Problem statement =
As you restate the entries, keep every word intact and leave out whatever images they hold.
START Excerpted records
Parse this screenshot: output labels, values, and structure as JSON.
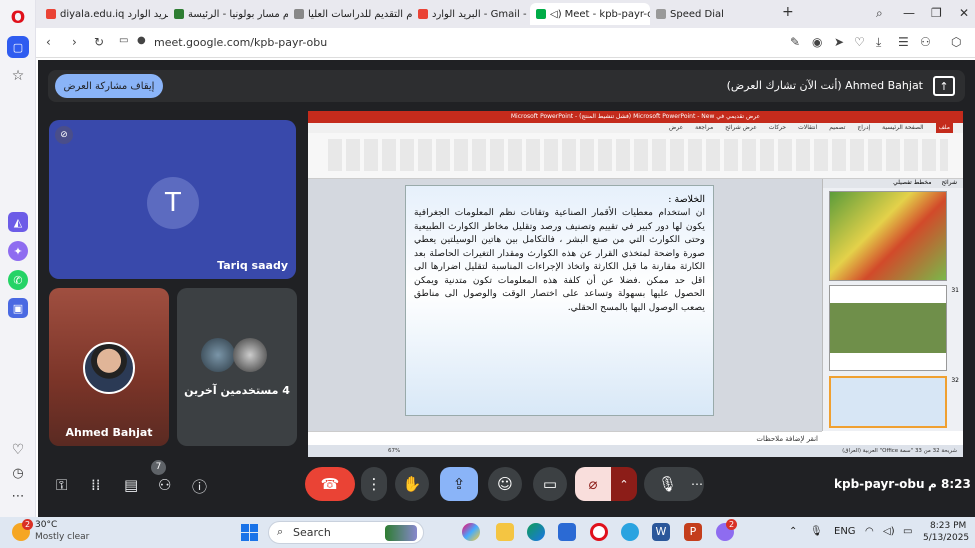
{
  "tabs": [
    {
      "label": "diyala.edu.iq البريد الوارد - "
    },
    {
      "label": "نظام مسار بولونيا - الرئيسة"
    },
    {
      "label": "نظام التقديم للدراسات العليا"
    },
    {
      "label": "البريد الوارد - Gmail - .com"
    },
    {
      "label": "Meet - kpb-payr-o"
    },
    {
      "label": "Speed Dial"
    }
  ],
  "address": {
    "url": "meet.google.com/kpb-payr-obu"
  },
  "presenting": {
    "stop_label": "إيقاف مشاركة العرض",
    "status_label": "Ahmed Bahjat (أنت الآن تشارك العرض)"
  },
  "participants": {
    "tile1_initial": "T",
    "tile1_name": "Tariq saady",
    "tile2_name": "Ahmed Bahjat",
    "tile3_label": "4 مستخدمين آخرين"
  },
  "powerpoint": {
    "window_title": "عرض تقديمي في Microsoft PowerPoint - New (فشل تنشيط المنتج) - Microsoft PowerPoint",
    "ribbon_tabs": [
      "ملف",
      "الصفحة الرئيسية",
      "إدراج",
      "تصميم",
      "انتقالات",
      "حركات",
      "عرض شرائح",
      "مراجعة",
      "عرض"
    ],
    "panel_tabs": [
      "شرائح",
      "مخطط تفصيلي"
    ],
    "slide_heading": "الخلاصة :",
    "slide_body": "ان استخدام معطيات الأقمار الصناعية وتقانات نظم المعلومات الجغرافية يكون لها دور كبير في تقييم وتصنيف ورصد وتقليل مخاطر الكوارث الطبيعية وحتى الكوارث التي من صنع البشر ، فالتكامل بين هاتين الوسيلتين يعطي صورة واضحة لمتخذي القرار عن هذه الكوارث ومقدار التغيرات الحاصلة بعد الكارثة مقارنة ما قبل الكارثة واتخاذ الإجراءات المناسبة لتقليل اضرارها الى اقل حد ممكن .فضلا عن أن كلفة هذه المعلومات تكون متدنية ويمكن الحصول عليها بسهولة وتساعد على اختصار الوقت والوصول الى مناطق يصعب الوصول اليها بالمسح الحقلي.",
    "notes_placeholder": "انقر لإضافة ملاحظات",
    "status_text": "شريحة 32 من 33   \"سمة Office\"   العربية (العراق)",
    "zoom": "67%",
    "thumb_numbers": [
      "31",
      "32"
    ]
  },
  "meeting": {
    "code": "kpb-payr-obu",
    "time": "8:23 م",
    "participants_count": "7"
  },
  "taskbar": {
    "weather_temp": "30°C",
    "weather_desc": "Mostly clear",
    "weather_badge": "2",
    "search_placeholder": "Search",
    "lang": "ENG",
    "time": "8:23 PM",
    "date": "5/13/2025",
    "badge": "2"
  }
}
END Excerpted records
Output of the task =
Parse this screenshot: output labels, values, and structure as JSON.
{
  "tabs": [
    {
      "label": "diyala.edu.iq البريد الوارد - "
    },
    {
      "label": "نظام مسار بولونيا - الرئيسة"
    },
    {
      "label": "نظام التقديم للدراسات العليا"
    },
    {
      "label": "البريد الوارد - Gmail - .com"
    },
    {
      "label": "Meet - kpb-payr-o"
    },
    {
      "label": "Speed Dial"
    }
  ],
  "address": {
    "url": "meet.google.com/kpb-payr-obu"
  },
  "presenting": {
    "stop_label": "إيقاف مشاركة العرض",
    "status_label": "Ahmed Bahjat (أنت الآن تشارك العرض)"
  },
  "participants": {
    "tile1_initial": "T",
    "tile1_name": "Tariq saady",
    "tile2_name": "Ahmed Bahjat",
    "tile3_label": "4 مستخدمين آخرين"
  },
  "powerpoint": {
    "window_title": "عرض تقديمي في Microsoft PowerPoint - New (فشل تنشيط المنتج) - Microsoft PowerPoint",
    "ribbon_tabs": [
      "ملف",
      "الصفحة الرئيسية",
      "إدراج",
      "تصميم",
      "انتقالات",
      "حركات",
      "عرض شرائح",
      "مراجعة",
      "عرض"
    ],
    "panel_tabs": [
      "شرائح",
      "مخطط تفصيلي"
    ],
    "slide_heading": "الخلاصة :",
    "slide_body": "ان استخدام معطيات الأقمار الصناعية وتقانات نظم المعلومات الجغرافية يكون لها دور كبير في تقييم وتصنيف ورصد وتقليل مخاطر الكوارث الطبيعية وحتى الكوارث التي من صنع البشر ، فالتكامل بين هاتين الوسيلتين يعطي صورة واضحة لمتخذي القرار عن هذه الكوارث ومقدار التغيرات الحاصلة بعد الكارثة مقارنة ما قبل الكارثة واتخاذ الإجراءات المناسبة لتقليل اضرارها الى اقل حد ممكن .فضلا عن أن كلفة هذه المعلومات تكون متدنية ويمكن الحصول عليها بسهولة وتساعد على اختصار الوقت والوصول الى مناطق يصعب الوصول اليها بالمسح الحقلي.",
    "notes_placeholder": "انقر لإضافة ملاحظات",
    "status_text": "شريحة 32 من 33   \"سمة Office\"   العربية (العراق)",
    "zoom": "67%",
    "thumb_numbers": [
      "31",
      "32"
    ]
  },
  "meeting": {
    "code": "kpb-payr-obu",
    "time": "8:23 م",
    "participants_count": "7"
  },
  "taskbar": {
    "weather_temp": "30°C",
    "weather_desc": "Mostly clear",
    "weather_badge": "2",
    "search_placeholder": "Search",
    "lang": "ENG",
    "time": "8:23 PM",
    "date": "5/13/2025",
    "badge": "2"
  }
}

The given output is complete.